There is some really interesting and detailed content and some great exercises; and the fact that the product is informed by a corpus of student university writing acts as a really solid foundation for the educational content in the product. Indeed the content would definitely make great lessons when administered by experienced teachers, with an idea of how to make sure that it was displayed in an engaging way. Unfortunately, the structure and the format of the content online is unlikely to engage learners in the same way.
There are some great indirect tests of learners’ understanding of the structures of texts and a lot of useful data about the words and phrases commonly used in the different genre. It seems a shame though not to encourage learners to actually write something, when the product has the goal of improving writing proficiency. A classroom setting for the same content would have likely resulted in more opportunities for output and personalisation than are possible here on the site.

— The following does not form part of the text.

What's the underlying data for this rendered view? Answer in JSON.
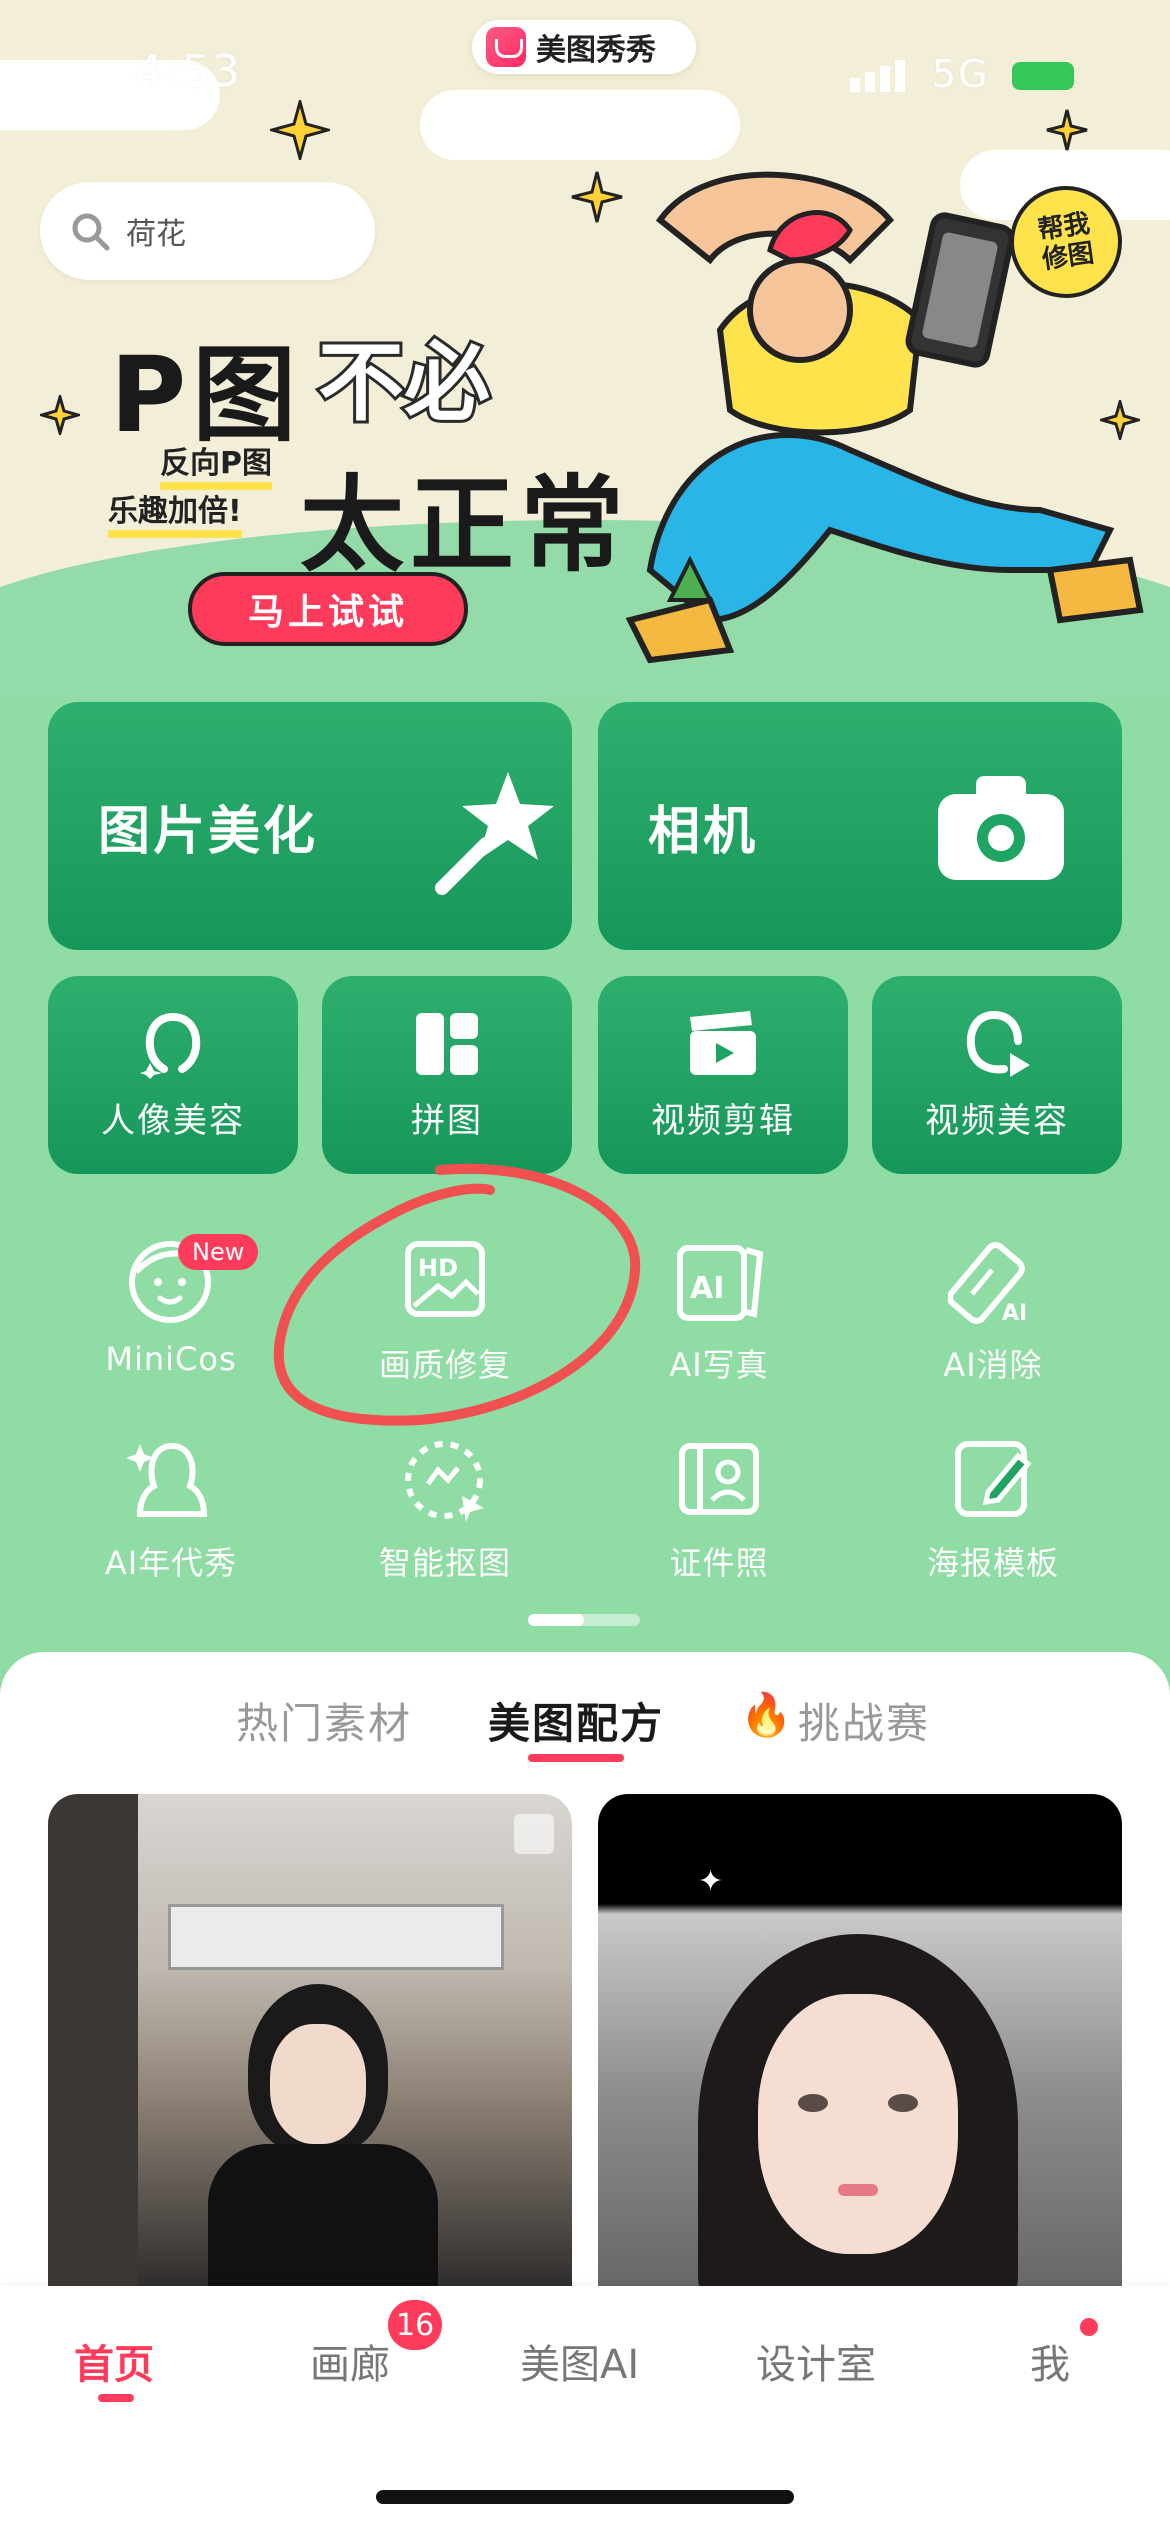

It would be great if some more effort had been put into the usability and how to manage the cognitive load from an instructional design perspective, so that the product could have felt more like an actual product. At the moment it feels a lot like a collection of web pages; it’s clear that could really, really help, but I imagine that most learners wouldn’t stay around long enough to find out just how much.